By Selina Sui
The issue of medical negligence has been a widely debated area in Malaysia especially in the recent years as the number of these cases has been rising uncontrollably.
Medical negligence has been defined as an act or omission (or failure to act) by a medical professional that deviates from the accepted medical standard of care. In the context of medical negligence, medical practitioners owe a duty or medical standard of care to their patients. This duty of care is more distinctly defined as the level and type of care that a reasonably competent and skilled health care professional with a similar background and in the same medical community would have provided under the circumstances that led to the alleged medical negligence. Therefore, in medical negligence cases, it is essential for patients to prove that medical practitioners have failed to meet the required duty of care.
In Malaysia, there have been countless criticisms on imposing the burden of proof on patients to prove that medical practitioners have breached their recognised duty of care. This burden is such an onerous one because layman patients who lack the skills and expertise will first have to establish the professional standard of care of medical practitioners which is beyond their abilities. Furthermore, medical practitioners who can prove that they have done what is endorsed by a responsible body of medical opinion in the relevant specialty at the time of the alleged offence will be absorbed of this offence. According to Dr Mohd Khairie Ahmad and Dr Rohana Abdul Rahman from Universiti Utara Malaysia, this is an unfair standard set by the medical profession with very little interference from the courts and this standard should therefore be more strictly evaluated to allow for more judicial intervention. They suggest that the courts should adopt a more interventionist approach by setting an objective legal standard of care that should apply in all medical negligence litigation rather than relying mainly on expert evidence provided by the medical profession as per the case of Bolitho v City and Hackney Health Authority (1997).
Besides, some researchers argue that the standards endorsed by a responsible body of medical opinion might just be the epitome of “what is done” by most people in a particular situation which might also likely be negligent. This is based on the reasoning that “what is done” by most people in a particular situation does not necessarily denote “what ought to be done” in that situation and hence, should also be considered as medical negligence.
Though heavily criticised by some researchers, there are many others that deemed the current approach of relying highly on expert evidence has its merits. They argue that if the courts are to take a more interventionist approach by introducing an objective standard of care, medical practitioners will be compelled to engage in what is known as “defensive medicine” of doing what is “legally” right in keeping with the standard rather than what they consider to be medically appropriate. This practice is not only against medical ethics but also against the fundamental rights of patients to be informed of the types of medical treatment that they are entitled to receive in different circumstances.

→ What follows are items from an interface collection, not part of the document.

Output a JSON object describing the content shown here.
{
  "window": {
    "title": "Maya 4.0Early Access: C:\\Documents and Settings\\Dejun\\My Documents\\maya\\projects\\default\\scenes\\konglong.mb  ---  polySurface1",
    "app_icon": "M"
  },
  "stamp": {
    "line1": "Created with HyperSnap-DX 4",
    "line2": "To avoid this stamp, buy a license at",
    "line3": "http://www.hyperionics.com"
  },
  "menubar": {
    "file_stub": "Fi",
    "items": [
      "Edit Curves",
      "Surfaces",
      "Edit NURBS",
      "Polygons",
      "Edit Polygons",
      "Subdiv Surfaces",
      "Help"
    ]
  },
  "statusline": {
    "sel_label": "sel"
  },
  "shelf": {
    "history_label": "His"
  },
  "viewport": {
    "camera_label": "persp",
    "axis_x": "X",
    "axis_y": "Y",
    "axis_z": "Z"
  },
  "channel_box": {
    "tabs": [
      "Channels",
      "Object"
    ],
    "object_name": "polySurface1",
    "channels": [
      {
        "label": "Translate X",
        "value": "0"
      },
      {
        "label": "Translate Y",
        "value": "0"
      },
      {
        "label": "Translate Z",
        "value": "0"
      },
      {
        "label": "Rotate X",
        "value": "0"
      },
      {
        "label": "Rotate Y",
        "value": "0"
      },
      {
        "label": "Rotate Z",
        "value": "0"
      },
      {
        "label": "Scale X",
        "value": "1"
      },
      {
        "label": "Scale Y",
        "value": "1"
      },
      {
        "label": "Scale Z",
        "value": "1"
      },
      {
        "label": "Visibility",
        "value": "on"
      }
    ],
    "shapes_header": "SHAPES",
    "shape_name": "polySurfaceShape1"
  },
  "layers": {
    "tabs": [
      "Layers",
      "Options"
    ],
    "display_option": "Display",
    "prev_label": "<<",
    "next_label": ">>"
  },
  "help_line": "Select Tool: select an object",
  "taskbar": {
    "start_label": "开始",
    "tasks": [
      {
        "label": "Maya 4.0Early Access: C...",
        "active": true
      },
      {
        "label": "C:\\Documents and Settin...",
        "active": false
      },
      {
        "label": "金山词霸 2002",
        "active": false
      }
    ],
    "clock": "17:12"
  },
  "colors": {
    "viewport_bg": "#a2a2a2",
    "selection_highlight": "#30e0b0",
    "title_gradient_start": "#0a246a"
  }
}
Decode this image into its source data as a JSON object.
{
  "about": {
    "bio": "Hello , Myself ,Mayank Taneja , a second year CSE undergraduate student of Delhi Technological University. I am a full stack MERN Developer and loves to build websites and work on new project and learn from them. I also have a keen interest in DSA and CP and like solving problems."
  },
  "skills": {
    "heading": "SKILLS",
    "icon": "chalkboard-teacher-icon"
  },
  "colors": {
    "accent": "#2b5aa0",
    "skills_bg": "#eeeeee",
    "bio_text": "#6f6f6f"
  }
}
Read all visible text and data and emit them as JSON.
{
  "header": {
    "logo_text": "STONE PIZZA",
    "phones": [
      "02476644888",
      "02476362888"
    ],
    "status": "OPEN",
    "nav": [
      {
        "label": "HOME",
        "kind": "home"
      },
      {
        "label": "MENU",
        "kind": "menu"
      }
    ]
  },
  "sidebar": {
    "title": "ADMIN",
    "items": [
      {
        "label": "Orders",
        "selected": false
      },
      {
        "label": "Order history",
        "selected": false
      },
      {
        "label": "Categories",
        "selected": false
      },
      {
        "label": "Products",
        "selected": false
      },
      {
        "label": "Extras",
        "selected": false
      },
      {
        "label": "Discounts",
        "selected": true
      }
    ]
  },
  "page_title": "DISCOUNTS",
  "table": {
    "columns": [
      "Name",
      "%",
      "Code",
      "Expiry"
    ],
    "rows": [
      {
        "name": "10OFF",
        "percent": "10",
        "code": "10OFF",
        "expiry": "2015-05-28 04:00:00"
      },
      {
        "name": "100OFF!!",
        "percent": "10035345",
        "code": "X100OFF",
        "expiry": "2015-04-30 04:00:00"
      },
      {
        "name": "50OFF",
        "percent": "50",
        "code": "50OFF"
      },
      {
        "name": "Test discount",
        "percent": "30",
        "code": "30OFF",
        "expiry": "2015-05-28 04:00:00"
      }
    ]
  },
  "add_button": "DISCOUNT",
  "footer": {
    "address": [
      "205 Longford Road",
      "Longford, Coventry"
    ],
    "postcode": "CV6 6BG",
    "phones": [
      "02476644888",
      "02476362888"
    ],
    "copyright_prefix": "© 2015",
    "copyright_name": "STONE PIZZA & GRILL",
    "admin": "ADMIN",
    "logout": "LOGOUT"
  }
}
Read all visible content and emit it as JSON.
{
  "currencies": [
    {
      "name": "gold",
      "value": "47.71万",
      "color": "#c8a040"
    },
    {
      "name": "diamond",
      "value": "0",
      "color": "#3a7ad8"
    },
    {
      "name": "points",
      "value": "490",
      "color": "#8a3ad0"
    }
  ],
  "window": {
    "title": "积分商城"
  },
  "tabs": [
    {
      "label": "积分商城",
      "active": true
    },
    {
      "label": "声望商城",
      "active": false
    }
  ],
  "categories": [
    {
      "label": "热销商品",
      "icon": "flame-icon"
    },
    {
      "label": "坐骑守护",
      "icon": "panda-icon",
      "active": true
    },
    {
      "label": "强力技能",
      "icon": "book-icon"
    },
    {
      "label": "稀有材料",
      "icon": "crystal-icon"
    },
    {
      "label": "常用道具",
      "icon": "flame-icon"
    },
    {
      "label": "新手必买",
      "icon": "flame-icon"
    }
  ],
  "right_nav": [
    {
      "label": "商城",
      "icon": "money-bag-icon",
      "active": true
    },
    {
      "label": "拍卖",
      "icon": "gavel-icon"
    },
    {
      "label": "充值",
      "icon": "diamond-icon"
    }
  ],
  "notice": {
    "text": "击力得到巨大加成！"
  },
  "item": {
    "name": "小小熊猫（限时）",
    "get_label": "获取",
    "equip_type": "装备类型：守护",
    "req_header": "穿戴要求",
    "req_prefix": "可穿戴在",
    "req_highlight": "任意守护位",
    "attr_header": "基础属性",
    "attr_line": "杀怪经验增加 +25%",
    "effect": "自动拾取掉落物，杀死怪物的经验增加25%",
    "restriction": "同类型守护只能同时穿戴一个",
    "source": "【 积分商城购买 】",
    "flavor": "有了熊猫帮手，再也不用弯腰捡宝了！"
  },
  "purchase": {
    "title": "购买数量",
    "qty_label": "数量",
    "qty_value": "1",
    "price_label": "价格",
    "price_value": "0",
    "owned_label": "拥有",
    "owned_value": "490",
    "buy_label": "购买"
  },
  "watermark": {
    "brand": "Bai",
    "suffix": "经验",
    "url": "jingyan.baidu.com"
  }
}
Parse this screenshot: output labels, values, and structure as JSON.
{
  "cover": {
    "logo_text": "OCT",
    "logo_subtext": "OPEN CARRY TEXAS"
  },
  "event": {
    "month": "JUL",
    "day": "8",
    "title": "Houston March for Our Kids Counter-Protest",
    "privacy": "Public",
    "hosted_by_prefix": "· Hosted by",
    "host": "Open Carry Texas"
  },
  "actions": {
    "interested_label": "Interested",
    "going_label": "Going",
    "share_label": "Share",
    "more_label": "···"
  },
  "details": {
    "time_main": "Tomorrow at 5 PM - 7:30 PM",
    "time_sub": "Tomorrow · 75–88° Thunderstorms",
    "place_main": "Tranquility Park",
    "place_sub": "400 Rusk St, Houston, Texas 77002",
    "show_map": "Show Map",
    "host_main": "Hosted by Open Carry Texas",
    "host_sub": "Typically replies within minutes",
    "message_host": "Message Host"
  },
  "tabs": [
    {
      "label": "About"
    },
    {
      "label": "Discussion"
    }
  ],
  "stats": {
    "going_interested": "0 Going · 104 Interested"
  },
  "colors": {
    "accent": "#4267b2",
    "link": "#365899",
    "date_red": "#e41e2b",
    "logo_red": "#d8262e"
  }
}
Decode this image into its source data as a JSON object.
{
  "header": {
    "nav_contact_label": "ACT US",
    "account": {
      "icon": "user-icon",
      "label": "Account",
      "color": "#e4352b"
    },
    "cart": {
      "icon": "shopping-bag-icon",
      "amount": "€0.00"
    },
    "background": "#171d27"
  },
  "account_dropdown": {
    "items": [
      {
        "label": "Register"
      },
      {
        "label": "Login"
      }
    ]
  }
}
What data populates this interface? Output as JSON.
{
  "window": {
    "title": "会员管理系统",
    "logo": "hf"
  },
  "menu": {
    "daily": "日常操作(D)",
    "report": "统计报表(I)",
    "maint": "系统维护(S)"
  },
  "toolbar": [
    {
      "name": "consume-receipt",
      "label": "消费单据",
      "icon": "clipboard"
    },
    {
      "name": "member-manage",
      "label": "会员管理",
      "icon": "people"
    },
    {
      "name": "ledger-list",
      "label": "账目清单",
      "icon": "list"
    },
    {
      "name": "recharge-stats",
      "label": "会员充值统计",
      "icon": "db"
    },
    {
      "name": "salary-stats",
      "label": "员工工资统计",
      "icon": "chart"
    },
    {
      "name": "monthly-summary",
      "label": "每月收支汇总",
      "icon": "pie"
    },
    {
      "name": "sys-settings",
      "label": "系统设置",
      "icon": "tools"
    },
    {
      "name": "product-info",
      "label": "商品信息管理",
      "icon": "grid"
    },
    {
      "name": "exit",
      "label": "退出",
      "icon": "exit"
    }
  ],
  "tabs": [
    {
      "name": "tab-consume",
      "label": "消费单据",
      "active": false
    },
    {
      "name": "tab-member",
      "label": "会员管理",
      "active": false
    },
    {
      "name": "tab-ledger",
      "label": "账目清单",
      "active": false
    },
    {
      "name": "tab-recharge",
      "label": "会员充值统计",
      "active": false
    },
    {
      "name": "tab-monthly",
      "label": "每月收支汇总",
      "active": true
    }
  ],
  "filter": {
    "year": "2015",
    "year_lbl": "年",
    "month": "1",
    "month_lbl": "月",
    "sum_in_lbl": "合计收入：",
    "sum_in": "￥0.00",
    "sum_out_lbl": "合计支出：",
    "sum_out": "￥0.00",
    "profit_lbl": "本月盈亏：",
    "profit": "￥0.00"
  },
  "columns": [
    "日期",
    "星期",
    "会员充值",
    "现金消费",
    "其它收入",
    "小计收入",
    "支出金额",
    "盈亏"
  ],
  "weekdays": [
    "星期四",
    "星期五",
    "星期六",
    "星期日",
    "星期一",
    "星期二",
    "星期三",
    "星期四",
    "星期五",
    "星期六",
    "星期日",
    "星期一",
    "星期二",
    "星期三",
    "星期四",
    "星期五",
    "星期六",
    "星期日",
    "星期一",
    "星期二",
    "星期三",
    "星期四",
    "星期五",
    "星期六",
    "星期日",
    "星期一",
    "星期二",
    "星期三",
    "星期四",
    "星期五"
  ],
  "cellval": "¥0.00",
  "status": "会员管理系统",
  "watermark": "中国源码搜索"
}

Moreover, the courts have stated in previous precedence that to set a standard for the medical profession should be left to medical judgments. In particular, the English court in the case of Mahon v Osborne (1939) highlighted that the medical profession has always been cloaked with much complications and technicalities which the judiciary will be unable to address professionally and therefore, to ensure just and accurate decision in medical negligence litigation, any complex issue should be addressed only by skilled medical experts. In addition, there are considerable risks associated with various medical treatments that can only be recognised by medical practitioners themselves and as such the courts viewed that it is justified for defendants in medical negligence litigation to be judged by their fellow peers as per the words of Chief Justice Yong Pung How in the case of Dr Khoo James & Anor v Gunapathy d/o Muniandy (2002), “that we often tell doctors not to play God, it seems only fair that, similarly, judges and lawyers should not play at being lawyers”.
After all, the courts strongly deemed any medical experts who are to give expert evidence in medical negligence trials will have weighed all the relative risks and benefits before forming any professional opinions as indicated in a statement made by Lord Browne-Wilkinson, “that in forming their views, the experts have directed their minds to the question of comparative risks and benefits and have reached a defensible conclusion on the matter”.
The debate as to whether the judiciary should adopt a more interventionist approach in medical negligence litigation is still ongoing. As such, the future of medical negligence still remains under much scrutiny in Malaysia. Researches have established that over time, medical negligence will possibly evolve from doctor-centred to patient-centred and cause tremendous anxiety for the Malaysian healthcare industry. Hence, it is essential that any changes should be managed in a manner that adequately protect both medical practitioners and patients. As in the pertinent words of Professor Dr Denis Cusack from the University College Dublin, “the pendulum should swing in order to achieve a proper balance between medicine and law in the best interests of the patient whilst giving full encouragement and support to a properly regulated and competent, caring medical profession”.
Selina Sui is a lecturer with the Faculty of Business and Design at Swinburne University of Technology Sarawak Campus. She is contactable via email@example.com